the role of note taking in the information age 12.03.2005, 3:19 PM
posted by lisa lynch
An article by Ann Blair in a recent issue of Critical Inquiry (vol 31 no 1) discusses the changing conceptions of the function of note-taking from about the sixth century to the present, and ends with a speculation on the way that textual searches (such as Google Book Search) might change practices of note-taking in the twenty-first century. Blair argues that "one of the most significant shifts in the history of note taking" occured in the beginning of the twentieth century, when the use of notes as memorization aids gave way to the use of notes as a aid to replace the memorization of too-abundant information. With the advent of the net, she notes:
Today we delegate to sources that we consider authoritative the extraction of information on all but a few carefully specialized areas in which we cultivate direct experience and original research. New technologies increasingly enable us to delegate more tasks of remembering to the computer, in that shifting division of labor between human and thing. We have thus mechanized many research tasks. It is possible that further changes would affect even the existence of note taking. At a theoretical extreme, for example, if every text one wanted were constantly available for searching anew, perhaps the note itself, the selection made for later reuse, might play a less prominent role.
The result of this externalization, Blair notes, is that we come to think of long-term memory as something that is stored elsewhere, in "media outside the mind." At the same time, she writes, "notes must be rememorated or absorbed in the short-term memory at least enough to be intelligently integrated into an argument; judgment can only be applied to experiences that are present to the mind."

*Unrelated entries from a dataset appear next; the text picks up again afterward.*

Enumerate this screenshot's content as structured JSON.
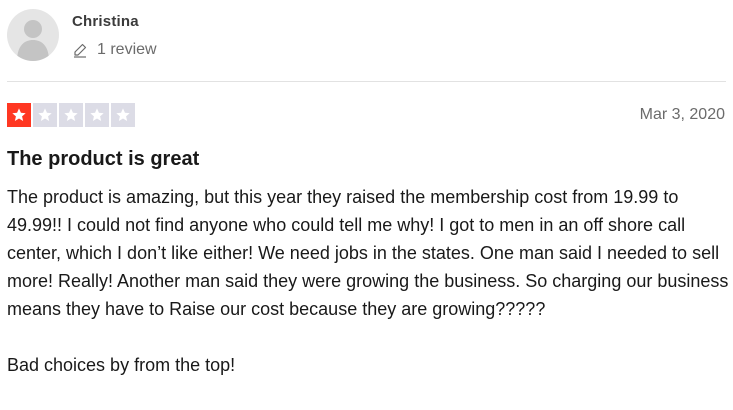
{
  "reviewer": {
    "name": "Christina",
    "review_count": "1 review",
    "avatar_icon": "user-silhouette-icon",
    "count_icon": "pencil-icon"
  },
  "review": {
    "rating": 1,
    "rating_max": 5,
    "date": "Mar 3, 2020",
    "title": "The product is great",
    "paragraphs": [
      "The product is amazing, but this year they raised the membership cost from 19.99 to 49.99!! I could not find anyone who could tell me why! I got to men in an off shore call center, which I don’t like either! We need jobs in the states. One man said I needed to sell more! Really! Another man said they were growing the business. So charging our business means they have to Raise our cost because they are growing?????",
      "Bad choices by from the top!"
    ]
  },
  "colors": {
    "star_filled": "#ff3722",
    "star_empty": "#dcdce6",
    "text_primary": "#191919",
    "text_secondary": "#6b6b6b"
  }
}
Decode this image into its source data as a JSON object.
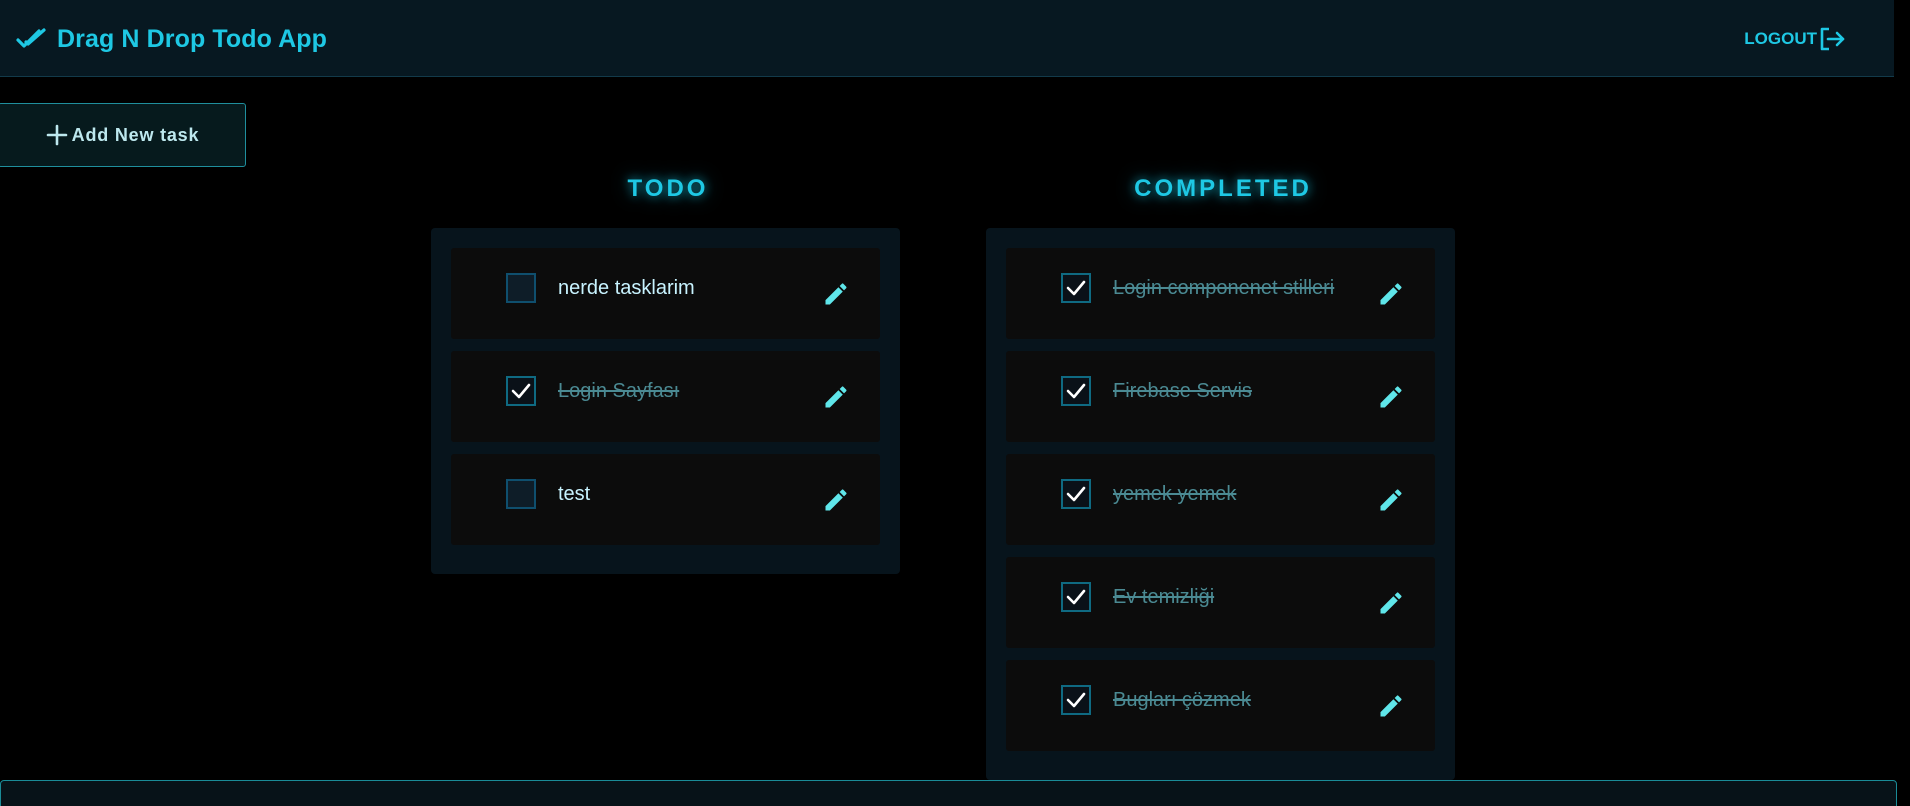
{
  "app": {
    "title": "Drag N Drop Todo App",
    "logout_label": "LOGOUT"
  },
  "actions": {
    "add_task_label": "Add New task"
  },
  "columns": {
    "todo": {
      "title": "TODO",
      "tasks": [
        {
          "text": "nerde tasklarim",
          "completed": false
        },
        {
          "text": "Login Sayfası",
          "completed": true
        },
        {
          "text": "test",
          "completed": false
        }
      ]
    },
    "completed": {
      "title": "COMPLETED",
      "tasks": [
        {
          "text": "Login componenet stilleri",
          "completed": true
        },
        {
          "text": "Firebase Servis",
          "completed": true
        },
        {
          "text": "yemek yemek",
          "completed": true
        },
        {
          "text": "Ev temizliği",
          "completed": true
        },
        {
          "text": "Bugları çözmek",
          "completed": true
        }
      ]
    }
  },
  "icons": {
    "brand": "double-check-icon",
    "logout": "logout-icon",
    "add": "plus-icon",
    "edit": "pencil-icon",
    "checkbox_checked": "check-icon"
  },
  "colors": {
    "accent": "#1ec8e4",
    "app_bar_bg": "#071821",
    "panel_bg": "#07141c",
    "card_bg": "#0c0c0c",
    "done_text": "#4b8a93",
    "pencil": "#5fe6ea"
  }
}
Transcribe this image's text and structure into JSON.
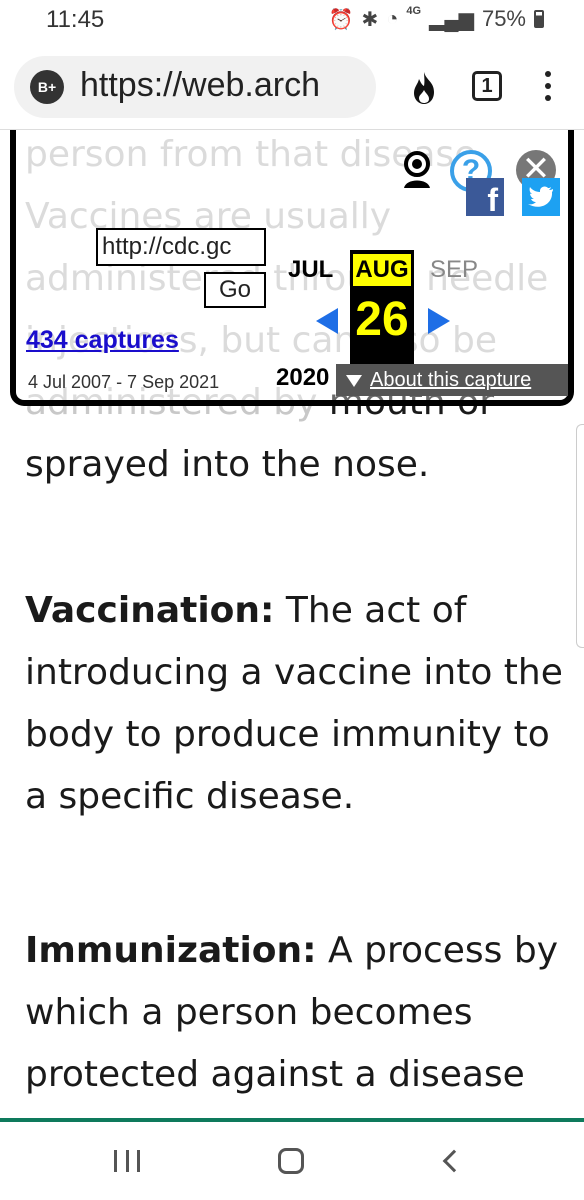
{
  "status_bar": {
    "time": "11:45",
    "network": "4G",
    "battery": "75%"
  },
  "browser": {
    "site_badge": "B+",
    "url": "https://web.arch",
    "tab_count": "1"
  },
  "wayback": {
    "url_input": "http://cdc.gc",
    "go_label": "Go",
    "captures": "434 captures",
    "range": "4 Jul 2007 - 7 Sep 2021",
    "prev_month": "JUL",
    "current_month": "AUG",
    "next_month": "SEP",
    "day": "26",
    "year": "2020",
    "about": "About this capture",
    "help_symbol": "?",
    "close_symbol": "✕",
    "facebook_letter": "f"
  },
  "article": {
    "intro_faded": "person from that disease. Vaccines are usually administered through needle injections, but can also be administered by",
    "intro_visible": "mouth or sprayed into the nose.",
    "vaccination_term": "Vaccination:",
    "vaccination_def": "The act of introducing a vaccine into the body to produce immunity to a specific disease.",
    "immunization_term": "Immunization:",
    "immunization_def": "A process by which a person becomes protected against a disease"
  },
  "colors": {
    "wayback_yellow": "#ffff00",
    "wayback_arrow_blue": "#1e6ee6",
    "capture_link": "#1a0dcc",
    "nav_accent": "#0e7a5c"
  }
}
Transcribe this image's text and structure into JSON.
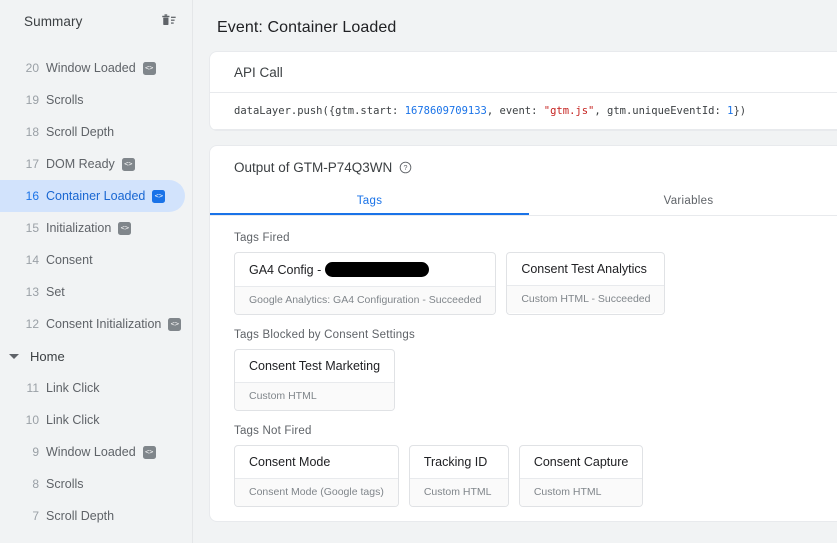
{
  "sidebar": {
    "title": "Summary",
    "clear_icon": "trash-icon",
    "items": [
      {
        "num": "20",
        "label": "Window Loaded",
        "badge": "<>",
        "selected": false
      },
      {
        "num": "19",
        "label": "Scrolls",
        "badge": "",
        "selected": false
      },
      {
        "num": "18",
        "label": "Scroll Depth",
        "badge": "",
        "selected": false
      },
      {
        "num": "17",
        "label": "DOM Ready",
        "badge": "<>",
        "selected": false
      },
      {
        "num": "16",
        "label": "Container Loaded",
        "badge": "<>",
        "selected": true
      },
      {
        "num": "15",
        "label": "Initialization",
        "badge": "<>",
        "selected": false
      },
      {
        "num": "14",
        "label": "Consent",
        "badge": "",
        "selected": false
      },
      {
        "num": "13",
        "label": "Set",
        "badge": "",
        "selected": false
      },
      {
        "num": "12",
        "label": "Consent Initialization",
        "badge": "<>",
        "selected": false
      }
    ],
    "group": {
      "label": "Home",
      "caret_icon": "chevron-down-icon"
    },
    "items_after": [
      {
        "num": "11",
        "label": "Link Click",
        "badge": "",
        "selected": false
      },
      {
        "num": "10",
        "label": "Link Click",
        "badge": "",
        "selected": false
      },
      {
        "num": "9",
        "label": "Window Loaded",
        "badge": "<>",
        "selected": false
      },
      {
        "num": "8",
        "label": "Scrolls",
        "badge": "",
        "selected": false
      },
      {
        "num": "7",
        "label": "Scroll Depth",
        "badge": "",
        "selected": false
      }
    ]
  },
  "main": {
    "page_title": "Event: Container Loaded",
    "api_card": {
      "heading": "API Call",
      "code": {
        "prefix": "dataLayer.push({gtm.start: ",
        "number1": "1678609709133",
        "mid1": ", event: ",
        "string1": "\"gtm.js\"",
        "mid2": ", gtm.uniqueEventId: ",
        "number2": "1",
        "suffix": "})"
      }
    },
    "output_card": {
      "heading": "Output of GTM-P74Q3WN",
      "help_icon": "help-circle-icon",
      "tabs": [
        {
          "label": "Tags",
          "active": true
        },
        {
          "label": "Variables",
          "active": false
        }
      ],
      "sections": [
        {
          "label": "Tags Fired",
          "tags": [
            {
              "name": "GA4 Config -",
              "redacted": true,
              "status": "Google Analytics: GA4 Configuration - Succeeded"
            },
            {
              "name": "Consent Test Analytics",
              "redacted": false,
              "status": "Custom HTML - Succeeded"
            }
          ]
        },
        {
          "label": "Tags Blocked by Consent Settings",
          "tags": [
            {
              "name": "Consent Test Marketing",
              "redacted": false,
              "status": "Custom HTML"
            }
          ]
        },
        {
          "label": "Tags Not Fired",
          "tags": [
            {
              "name": "Consent Mode",
              "redacted": false,
              "status": "Consent Mode (Google tags)"
            },
            {
              "name": "Tracking ID",
              "redacted": false,
              "status": "Custom HTML"
            },
            {
              "name": "Consent Capture",
              "redacted": false,
              "status": "Custom HTML"
            }
          ]
        }
      ]
    }
  },
  "colors": {
    "accent": "#1a73e8",
    "selected_bg": "#d2e3fc",
    "page_bg": "#f1f3f4",
    "code_number": "#1a73e8",
    "code_string": "#c5221f"
  }
}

Blair's article doesn't say that this bifurcation between short-term and long-term memory is a problem: she simply observes it as a phenomenon. But there's a resonance between Blair's article and Naomi Baron's recent Los Angeles Times piece on Google Book Search: both point to the fact that what we commonly have defined as scholarly reflection has increasingly become more and more a process of database management. Baron seems to see reflection and database management as being in tension, though I'm not completely convinced by her argument. Blair, less apocalyptic than Baron, nonetheless gives me something to ponder. What happens to us if (or when) all of our efforts to make the contents of our extrasomatic memory "present to our mind" happen without the mediation of notes? Blair's piece focuses on the epistemology rather than the phenomenology of note taking -- still, she leads me to wonder what happens if the mediating function of the note is lost, when the triangular relation between book, scholar and note becomes a relation between database and user.
Amy on December 4, 2005 9:46 AM:
Nice summary, I think while the data may still be stored elsewhere - either in databases or locked under a glass display case - the academic's value added is in being able to make the connections and provide a justification for the linking. That kind of abstract thinking can't be yet be filed into tables and tagged with keywords.